> _Exercise prompt_
Could you copy out every line of the data where the word "this" occurs?

Top of Data listing

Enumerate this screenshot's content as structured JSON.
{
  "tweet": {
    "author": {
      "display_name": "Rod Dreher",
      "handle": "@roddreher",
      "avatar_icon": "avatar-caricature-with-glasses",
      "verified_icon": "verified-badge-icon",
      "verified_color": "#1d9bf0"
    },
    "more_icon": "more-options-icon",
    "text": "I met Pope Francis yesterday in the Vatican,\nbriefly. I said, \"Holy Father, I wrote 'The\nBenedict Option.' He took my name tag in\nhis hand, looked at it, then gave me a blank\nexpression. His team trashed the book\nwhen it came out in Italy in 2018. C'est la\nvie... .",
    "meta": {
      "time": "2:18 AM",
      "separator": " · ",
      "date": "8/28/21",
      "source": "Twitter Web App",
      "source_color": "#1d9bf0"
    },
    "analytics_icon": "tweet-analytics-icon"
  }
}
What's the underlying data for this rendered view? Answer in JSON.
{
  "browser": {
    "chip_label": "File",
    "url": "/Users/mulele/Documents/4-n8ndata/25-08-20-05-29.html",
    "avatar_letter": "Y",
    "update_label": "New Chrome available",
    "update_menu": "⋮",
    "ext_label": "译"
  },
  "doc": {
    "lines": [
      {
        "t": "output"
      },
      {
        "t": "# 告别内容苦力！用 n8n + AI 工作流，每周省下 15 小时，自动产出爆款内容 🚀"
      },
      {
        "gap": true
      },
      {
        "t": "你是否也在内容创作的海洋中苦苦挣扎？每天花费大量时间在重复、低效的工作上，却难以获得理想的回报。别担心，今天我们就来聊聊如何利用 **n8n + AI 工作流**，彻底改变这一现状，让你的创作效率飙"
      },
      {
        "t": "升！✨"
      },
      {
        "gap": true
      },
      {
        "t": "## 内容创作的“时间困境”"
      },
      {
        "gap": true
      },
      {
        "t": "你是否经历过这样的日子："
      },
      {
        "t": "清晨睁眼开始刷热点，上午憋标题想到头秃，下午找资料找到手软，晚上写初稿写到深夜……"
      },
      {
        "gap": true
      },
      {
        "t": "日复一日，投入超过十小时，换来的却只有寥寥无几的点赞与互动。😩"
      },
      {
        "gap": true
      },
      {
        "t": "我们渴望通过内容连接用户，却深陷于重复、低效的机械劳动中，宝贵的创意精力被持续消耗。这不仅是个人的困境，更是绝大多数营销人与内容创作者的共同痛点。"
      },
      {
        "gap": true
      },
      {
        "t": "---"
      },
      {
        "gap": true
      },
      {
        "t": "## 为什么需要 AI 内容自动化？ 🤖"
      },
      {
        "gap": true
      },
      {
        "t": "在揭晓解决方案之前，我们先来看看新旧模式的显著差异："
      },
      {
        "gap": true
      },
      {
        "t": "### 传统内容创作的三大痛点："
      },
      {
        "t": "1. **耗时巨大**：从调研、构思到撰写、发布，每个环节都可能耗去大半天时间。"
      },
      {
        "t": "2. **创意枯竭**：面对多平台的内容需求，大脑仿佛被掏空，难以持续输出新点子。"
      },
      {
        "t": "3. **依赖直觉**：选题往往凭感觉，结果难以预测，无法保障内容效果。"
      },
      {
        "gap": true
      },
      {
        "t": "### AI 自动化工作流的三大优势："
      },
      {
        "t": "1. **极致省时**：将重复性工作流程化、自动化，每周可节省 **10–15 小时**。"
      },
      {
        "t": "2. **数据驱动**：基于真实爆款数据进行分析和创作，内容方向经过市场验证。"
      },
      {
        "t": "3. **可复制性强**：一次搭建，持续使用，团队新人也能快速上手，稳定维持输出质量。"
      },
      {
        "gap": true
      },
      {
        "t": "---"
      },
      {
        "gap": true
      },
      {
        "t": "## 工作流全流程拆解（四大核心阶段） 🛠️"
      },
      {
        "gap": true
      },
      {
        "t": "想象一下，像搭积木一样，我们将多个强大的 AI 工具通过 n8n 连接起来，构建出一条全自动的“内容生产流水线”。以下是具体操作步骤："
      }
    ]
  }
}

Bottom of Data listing

> _Reply to the exercise_
Enumerate this screenshot's content as structured JSON.
What's the underlying data for this rendered view? Answer in JSON.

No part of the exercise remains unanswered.